In much of current YA literature readers will find the that the main character is well off, does not have to work, travels often, and has everything designer (car, clothes, electronics, etc.). This does not reflect the reality of most teenagers or new adults, today. While it can be nice to read about something that is different than one’s daily life, characters should also be relatable.
I work at a school library and I see kids every day that come in to finish their homework, sometimes forgoing their lunch, because they have to work directly after school and do not get home until 11 o’clock, or later. Then they wake up and do it all over again. They deserve a lot more credit than they appear to receive. The following list of books includes characters that work while going to school or managing another difficult aspect of life. They work to get what they want. These are often things that teens today have to do. Many come home from school, change and head to work, then finish their homework after getting home late at night. These real teens are strong, hard workers. It is important to show them that they are not the minority and that the idealized life is not necessarily one where someone has everything handed to them. Some of these situations may not be ones that your average teenager might find themselves in, but the work ethic is very relatable.

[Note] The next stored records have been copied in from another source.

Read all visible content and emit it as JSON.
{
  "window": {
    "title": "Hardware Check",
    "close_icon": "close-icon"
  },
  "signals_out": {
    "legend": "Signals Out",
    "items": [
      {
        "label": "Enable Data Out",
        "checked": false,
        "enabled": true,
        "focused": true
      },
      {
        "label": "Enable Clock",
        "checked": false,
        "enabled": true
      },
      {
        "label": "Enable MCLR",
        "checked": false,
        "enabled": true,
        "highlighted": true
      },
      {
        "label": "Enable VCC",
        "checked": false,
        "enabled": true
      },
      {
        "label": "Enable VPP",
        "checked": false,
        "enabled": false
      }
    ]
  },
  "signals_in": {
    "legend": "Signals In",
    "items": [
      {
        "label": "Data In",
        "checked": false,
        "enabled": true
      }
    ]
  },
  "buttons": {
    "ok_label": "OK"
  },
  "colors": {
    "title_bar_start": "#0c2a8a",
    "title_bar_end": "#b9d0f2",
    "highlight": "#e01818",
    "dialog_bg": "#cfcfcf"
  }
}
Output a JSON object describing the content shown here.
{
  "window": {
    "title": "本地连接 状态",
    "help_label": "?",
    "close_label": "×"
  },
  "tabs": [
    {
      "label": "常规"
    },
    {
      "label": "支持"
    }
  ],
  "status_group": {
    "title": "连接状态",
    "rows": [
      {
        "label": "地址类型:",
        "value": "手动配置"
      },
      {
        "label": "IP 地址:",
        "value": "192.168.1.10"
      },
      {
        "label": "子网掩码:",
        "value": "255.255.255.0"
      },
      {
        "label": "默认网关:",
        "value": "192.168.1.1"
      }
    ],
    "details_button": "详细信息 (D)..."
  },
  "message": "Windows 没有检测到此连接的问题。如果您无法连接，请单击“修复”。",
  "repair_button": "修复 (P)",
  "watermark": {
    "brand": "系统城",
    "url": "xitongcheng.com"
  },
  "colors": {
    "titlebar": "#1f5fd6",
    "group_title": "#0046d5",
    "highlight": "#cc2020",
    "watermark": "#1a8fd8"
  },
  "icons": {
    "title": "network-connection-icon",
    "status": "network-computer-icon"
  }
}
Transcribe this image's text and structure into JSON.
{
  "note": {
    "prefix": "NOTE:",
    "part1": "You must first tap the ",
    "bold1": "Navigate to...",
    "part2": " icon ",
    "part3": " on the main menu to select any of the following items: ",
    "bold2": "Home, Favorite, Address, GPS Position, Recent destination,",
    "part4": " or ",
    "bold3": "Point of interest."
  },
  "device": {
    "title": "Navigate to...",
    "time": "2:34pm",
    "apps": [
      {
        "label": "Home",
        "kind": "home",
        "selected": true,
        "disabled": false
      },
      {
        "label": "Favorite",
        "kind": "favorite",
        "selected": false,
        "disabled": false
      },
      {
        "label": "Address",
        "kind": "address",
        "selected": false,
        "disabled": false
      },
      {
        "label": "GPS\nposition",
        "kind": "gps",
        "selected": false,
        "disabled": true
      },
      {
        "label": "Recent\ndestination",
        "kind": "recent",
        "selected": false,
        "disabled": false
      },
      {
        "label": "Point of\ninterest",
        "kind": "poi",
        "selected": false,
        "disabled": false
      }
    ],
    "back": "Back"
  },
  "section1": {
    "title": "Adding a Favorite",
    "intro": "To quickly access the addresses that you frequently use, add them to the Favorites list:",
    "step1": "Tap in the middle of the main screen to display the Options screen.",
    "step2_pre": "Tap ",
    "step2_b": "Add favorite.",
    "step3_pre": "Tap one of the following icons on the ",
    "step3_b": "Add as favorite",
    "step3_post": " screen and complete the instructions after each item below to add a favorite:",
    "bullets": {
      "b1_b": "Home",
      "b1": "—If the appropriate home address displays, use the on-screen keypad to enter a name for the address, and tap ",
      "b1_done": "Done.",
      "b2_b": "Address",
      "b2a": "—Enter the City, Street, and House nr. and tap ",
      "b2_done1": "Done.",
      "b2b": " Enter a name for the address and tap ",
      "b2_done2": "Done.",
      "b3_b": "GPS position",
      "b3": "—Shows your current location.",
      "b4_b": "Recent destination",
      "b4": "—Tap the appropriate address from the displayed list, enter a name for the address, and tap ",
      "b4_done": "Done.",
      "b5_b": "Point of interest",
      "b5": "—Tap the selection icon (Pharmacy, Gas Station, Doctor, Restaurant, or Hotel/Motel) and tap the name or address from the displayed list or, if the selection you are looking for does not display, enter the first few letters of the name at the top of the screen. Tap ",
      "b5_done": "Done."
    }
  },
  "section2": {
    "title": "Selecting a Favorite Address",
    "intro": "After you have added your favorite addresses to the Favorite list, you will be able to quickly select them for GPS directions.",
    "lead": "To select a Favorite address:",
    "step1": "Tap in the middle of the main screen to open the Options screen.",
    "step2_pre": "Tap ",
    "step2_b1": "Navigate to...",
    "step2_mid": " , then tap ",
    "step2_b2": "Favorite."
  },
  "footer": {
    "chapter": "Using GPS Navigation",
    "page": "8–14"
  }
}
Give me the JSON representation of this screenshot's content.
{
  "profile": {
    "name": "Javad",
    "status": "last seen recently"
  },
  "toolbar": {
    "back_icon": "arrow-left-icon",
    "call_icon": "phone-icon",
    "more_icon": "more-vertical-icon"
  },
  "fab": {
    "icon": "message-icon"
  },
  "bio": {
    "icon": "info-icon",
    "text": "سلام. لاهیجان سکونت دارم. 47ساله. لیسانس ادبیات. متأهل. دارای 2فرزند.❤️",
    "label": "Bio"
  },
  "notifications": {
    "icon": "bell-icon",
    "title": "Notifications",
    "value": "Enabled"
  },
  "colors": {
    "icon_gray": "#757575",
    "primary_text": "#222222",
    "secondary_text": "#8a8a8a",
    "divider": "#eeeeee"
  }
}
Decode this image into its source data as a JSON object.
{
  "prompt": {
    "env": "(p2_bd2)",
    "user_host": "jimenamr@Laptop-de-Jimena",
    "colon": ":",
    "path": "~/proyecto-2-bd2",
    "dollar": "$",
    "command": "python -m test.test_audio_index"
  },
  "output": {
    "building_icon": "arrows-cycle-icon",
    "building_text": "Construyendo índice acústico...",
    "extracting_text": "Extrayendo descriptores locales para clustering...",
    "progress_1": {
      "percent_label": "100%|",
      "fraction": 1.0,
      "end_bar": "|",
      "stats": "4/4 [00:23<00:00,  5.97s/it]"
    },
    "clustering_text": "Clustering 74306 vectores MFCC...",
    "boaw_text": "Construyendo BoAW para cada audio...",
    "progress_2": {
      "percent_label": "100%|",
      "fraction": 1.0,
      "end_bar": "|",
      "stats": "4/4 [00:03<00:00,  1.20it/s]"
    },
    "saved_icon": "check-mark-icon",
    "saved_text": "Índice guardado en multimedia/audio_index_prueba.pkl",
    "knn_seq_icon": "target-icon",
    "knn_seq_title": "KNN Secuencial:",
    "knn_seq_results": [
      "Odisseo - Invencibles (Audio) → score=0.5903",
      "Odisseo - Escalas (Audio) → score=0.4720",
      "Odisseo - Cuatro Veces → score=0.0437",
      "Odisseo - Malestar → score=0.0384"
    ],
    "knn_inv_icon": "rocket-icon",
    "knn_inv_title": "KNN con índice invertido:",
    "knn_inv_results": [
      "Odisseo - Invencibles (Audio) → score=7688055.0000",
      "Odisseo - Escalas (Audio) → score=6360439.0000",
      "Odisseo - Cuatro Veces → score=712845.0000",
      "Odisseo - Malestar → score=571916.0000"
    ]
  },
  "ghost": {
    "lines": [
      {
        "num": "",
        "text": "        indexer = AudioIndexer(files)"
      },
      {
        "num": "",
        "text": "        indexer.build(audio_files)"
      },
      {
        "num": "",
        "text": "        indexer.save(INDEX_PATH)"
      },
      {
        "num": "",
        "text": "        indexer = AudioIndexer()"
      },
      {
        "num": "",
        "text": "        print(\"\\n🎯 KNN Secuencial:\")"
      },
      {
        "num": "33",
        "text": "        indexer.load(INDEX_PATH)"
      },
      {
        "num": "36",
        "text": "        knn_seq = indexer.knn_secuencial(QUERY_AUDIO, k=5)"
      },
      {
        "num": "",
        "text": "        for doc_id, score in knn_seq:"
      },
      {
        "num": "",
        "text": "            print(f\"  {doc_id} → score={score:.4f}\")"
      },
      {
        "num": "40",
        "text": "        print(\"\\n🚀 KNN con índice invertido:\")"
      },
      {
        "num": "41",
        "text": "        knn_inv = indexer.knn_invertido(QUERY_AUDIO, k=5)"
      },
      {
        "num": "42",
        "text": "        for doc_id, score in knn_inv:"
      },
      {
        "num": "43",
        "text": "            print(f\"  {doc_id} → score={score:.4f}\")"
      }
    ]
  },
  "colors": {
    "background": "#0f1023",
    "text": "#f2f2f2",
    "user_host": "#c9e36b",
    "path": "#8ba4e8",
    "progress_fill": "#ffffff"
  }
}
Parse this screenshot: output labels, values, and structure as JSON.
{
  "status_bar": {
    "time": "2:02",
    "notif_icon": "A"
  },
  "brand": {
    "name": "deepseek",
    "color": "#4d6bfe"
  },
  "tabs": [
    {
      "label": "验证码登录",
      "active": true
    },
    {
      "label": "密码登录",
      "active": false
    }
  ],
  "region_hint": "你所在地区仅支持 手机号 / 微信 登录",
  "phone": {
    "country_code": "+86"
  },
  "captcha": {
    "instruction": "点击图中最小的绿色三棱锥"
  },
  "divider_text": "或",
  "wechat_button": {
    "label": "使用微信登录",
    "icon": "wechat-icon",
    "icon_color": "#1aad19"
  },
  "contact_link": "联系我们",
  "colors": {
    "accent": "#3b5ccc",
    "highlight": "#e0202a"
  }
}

Are we in the dog days of summer, dear Hubbers? It sure feels like it! One thing I know is I sure missed writing for all of you; I’m glad to be back! So, this was a post I was going to write a couple of months ago when the word “feminist” was all in the news thanks to Beyoncé and Taylor Swift. It still kind of is in the news, and I think it’s a very important and relevant topic even though we’re not necessarily talking about it incessantly.
Anyways! Feminist teen literature. I’ve been noticing that a lot of new teen books are being marketed as feminist literature for teens which intrigued me, and I happened upon this article that piqued my interest even more: Book Riot – Feminist Teen Lit. They had so many good recommendations, so I chose a brief few from their list to see what was up.
Now, I know what a feminist is, and I’m proud to call myself one. But, I wondered – what makes a book a feminist book? Are they only stories narrated by girls or women (kind of, but not always)? Are they only powerful and sad stories where the main character goes through a traumatic event and grows through the healing process (sometimes, but not always)? I was so excited to find out the answers to those questions that I decided to dive right in to the books I added to my to-read stack, and I’m happy to share those awesome books with you today.
These books are great reads for anyone who loves stories about strong characters; stories who don’t portray or see women and girls only in relation to or as defined by the men and boys in their lives. These are stories of fully formed people who see the strengths and weaknesses in each other as humans, not in relation to their gender. On a side note, I work with a teen who is a member of the feminist club at her high school (how I wish I’d had one of those!), and she has been thoroughly enjoying these books which range from comedy to dystopian to mystery to a story of pain and redemption. Well, let’s get started, shall we? First up! My favorite book that I’ve read so far this year!
The Walls Around Us by Nova Ren Suma: Oh my goodness, you guys. This book is spectacular – really unbelievably wonderful. It’s the story of 3 girls – Violet, Amber, and Orianna – the journeys they will take in their lives, and the paths that have already been established for them. Violet is a ballerina, and Orianna used to be. Orianna was the best ballerina at their school until she was sent to prison for the murder of girls who were tormenting Violet…the same prison where Amber is serving her sentence for killing her abusive stepfather. But, what really happened between Orianna and those other ballerinas, Amber and her stepfather, Violet and Orianna? And, what is happening to Amber as she starts to see the prison in a different light after a very timely and suspicious lightning storm one night. Readers will be glued to their seats to not only see how the story turns out, but also to see how these 3 girls will all become part of each other’s past, present and future. Ugh! I can’t say anymore or it will just totally ruin the whole experience for you. Trust me – you just have to accept that you don’t have to know everything going into this story. However it turns out, these well-developed and realized girls aren’t totally perfect and they aren’t totally flawed, but indicative of real people whose actions, emotions, and lives are highly nuanced. A haunting read that will stay with readers, well, let’s just say, forever. I read it a month ago, and I’m still thinking about it!! Continue reading We Can Do It! Feminist Literature for Teens
We’re coming up on national waiter/waitress day (May 21!), so I took the opportunity to create a list of books featuring teen waiters/waitress. Add in your favorites in the comments.
All the Rage by Courtney Summers Romy seeks refuge in the diner where she works after no one believes her account of a sexual assault. When her former friend goes missing, Romy must decide if it’s worth speaking up – again.
Bittersweet by Sarah Ockler Hudson threw away her dreams when her family fell apart. Now she hides in her mom’s diner baking cupcakes and thinking of the past. When her past comes back around to give her another chance – she isn’t sure which life she will choose.